» Required action: Once every line holding "Output" in the listing below has been found, give their number and nothing more.

» Task data:

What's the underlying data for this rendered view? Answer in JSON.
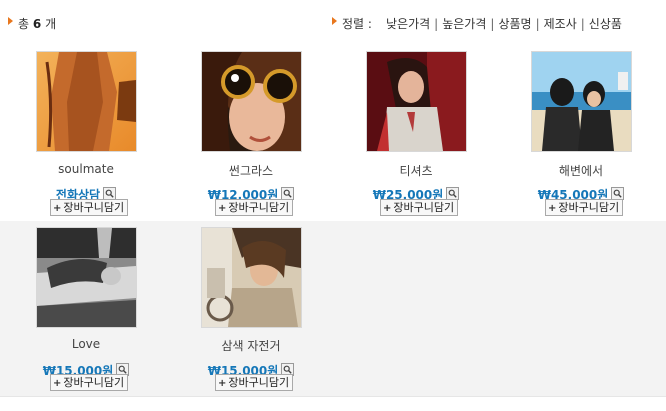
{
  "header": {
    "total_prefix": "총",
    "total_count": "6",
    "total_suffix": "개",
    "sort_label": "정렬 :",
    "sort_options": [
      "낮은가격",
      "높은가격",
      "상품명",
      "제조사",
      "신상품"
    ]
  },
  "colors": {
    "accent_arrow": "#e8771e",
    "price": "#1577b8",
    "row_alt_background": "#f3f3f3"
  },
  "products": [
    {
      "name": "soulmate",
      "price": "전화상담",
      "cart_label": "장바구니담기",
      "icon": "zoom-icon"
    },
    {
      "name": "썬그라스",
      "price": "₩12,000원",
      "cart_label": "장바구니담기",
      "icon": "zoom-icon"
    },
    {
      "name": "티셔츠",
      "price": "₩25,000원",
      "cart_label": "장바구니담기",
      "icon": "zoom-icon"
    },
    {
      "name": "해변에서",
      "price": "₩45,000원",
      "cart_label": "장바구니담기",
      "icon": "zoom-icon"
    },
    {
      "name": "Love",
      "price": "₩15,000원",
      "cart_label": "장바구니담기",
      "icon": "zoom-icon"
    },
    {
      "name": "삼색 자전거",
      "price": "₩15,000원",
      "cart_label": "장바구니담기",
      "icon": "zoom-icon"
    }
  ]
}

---

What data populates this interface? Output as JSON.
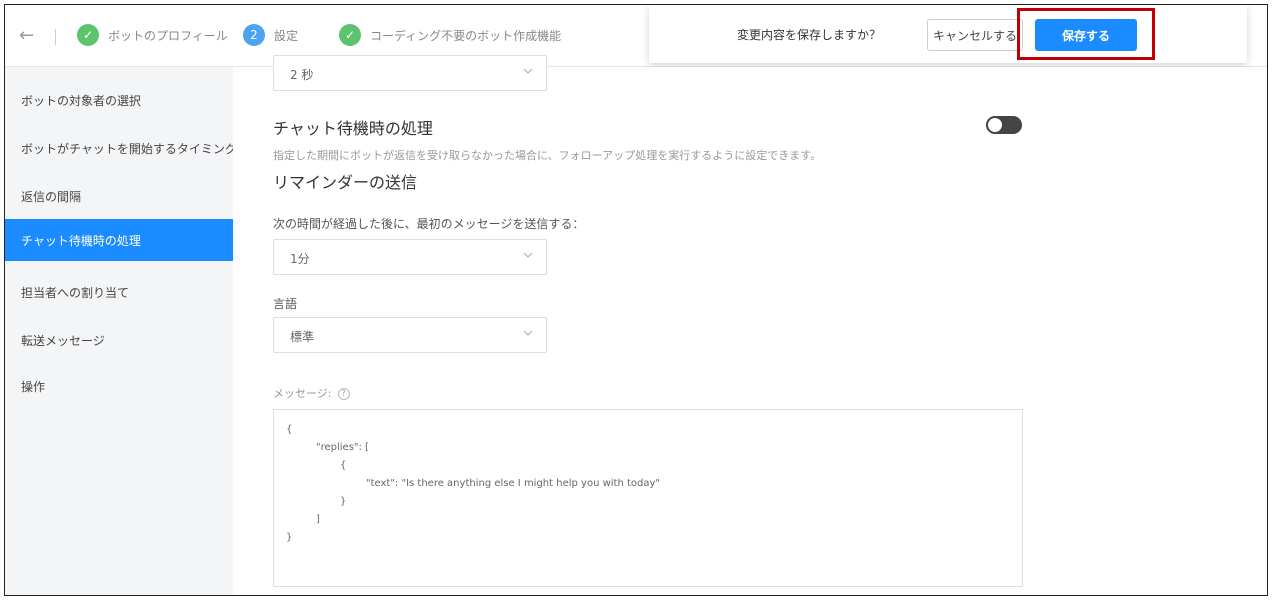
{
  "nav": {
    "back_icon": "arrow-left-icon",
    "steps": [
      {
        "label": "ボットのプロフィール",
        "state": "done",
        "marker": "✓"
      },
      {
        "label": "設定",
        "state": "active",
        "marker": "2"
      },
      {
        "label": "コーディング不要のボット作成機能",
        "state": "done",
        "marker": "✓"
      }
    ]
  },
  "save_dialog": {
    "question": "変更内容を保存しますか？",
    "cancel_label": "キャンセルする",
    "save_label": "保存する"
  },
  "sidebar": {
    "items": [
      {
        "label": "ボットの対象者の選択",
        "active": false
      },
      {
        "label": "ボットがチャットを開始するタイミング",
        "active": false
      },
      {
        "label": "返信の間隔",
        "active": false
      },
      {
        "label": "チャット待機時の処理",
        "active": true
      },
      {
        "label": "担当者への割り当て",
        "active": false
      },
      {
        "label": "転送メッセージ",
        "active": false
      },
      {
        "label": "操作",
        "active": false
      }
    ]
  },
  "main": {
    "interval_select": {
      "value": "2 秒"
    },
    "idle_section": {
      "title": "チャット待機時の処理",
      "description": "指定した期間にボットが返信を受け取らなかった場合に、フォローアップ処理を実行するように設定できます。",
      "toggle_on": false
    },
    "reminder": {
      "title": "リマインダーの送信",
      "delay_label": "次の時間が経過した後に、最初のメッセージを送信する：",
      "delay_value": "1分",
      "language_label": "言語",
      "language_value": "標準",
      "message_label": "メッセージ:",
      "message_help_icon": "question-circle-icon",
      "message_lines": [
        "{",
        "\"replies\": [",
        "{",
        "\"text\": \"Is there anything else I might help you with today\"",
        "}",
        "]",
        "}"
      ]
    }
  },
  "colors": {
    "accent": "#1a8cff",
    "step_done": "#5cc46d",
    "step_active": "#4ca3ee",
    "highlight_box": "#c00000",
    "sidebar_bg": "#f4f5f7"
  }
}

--

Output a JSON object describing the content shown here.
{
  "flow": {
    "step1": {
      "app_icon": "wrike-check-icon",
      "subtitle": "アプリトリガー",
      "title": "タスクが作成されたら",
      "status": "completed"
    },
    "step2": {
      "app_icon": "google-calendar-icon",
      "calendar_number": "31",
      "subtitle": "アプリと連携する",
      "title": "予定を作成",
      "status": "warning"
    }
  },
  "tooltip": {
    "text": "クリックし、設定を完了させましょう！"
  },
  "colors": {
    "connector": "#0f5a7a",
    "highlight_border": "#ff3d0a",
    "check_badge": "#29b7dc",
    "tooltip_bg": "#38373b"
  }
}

» Response to this task: 2